| Data entries |

--

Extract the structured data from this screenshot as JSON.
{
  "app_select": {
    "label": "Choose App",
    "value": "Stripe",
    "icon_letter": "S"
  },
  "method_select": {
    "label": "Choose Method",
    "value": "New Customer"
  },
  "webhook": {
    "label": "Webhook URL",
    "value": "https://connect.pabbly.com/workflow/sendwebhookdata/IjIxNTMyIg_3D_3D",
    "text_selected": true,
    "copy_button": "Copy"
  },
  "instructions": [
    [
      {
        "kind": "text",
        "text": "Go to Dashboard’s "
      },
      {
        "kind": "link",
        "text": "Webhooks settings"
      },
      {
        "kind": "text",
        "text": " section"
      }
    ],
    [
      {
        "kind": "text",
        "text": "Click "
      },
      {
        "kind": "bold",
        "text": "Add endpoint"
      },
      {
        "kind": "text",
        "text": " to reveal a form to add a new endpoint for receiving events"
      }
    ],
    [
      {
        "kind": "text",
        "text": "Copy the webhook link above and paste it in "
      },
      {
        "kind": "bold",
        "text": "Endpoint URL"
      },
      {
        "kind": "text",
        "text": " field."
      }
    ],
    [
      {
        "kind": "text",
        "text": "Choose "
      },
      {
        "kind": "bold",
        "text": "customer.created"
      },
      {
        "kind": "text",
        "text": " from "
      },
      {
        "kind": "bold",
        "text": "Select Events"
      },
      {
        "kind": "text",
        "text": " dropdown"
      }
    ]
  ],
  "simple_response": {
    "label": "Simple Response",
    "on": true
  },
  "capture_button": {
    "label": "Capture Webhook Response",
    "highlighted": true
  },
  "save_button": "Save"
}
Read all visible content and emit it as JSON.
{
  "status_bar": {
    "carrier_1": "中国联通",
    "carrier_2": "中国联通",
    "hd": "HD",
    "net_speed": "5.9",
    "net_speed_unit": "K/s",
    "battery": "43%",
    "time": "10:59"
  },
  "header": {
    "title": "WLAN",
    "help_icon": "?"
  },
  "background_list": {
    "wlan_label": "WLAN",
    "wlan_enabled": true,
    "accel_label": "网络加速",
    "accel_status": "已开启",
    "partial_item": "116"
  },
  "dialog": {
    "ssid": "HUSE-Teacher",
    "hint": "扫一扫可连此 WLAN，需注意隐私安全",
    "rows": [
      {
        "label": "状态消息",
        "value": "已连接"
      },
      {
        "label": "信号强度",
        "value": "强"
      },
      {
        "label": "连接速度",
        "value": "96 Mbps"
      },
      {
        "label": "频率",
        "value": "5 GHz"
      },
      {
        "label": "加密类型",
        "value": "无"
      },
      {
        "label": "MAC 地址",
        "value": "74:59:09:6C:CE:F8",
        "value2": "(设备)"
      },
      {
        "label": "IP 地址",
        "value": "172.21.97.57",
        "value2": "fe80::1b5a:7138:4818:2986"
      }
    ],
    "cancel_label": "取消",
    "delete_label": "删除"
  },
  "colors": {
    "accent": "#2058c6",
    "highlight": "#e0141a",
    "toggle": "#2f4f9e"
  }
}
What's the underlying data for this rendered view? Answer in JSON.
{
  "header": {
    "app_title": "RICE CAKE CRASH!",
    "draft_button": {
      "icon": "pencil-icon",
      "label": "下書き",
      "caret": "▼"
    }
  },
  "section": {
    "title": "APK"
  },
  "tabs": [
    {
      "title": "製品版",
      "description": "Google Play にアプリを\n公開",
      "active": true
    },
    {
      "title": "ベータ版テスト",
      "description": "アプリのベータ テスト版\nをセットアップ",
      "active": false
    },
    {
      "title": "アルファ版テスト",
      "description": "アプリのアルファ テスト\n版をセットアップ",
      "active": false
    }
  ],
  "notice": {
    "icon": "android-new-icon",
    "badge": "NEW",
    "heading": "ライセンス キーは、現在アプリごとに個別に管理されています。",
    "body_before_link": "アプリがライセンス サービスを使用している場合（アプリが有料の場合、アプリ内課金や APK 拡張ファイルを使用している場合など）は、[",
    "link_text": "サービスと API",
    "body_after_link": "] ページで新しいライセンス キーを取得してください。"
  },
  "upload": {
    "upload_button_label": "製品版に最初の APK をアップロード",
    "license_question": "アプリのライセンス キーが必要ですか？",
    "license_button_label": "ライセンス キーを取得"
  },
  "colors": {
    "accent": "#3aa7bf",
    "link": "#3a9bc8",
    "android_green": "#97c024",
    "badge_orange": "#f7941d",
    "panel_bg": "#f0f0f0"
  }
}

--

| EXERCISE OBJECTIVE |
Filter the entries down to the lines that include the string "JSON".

| RESPONSE TO THE EXERCISE |
Extract the structured data from this screenshot as JSON.
Read all visible content and emit it as JSON.
What's the underlying data for this rendered view? Answer in JSON.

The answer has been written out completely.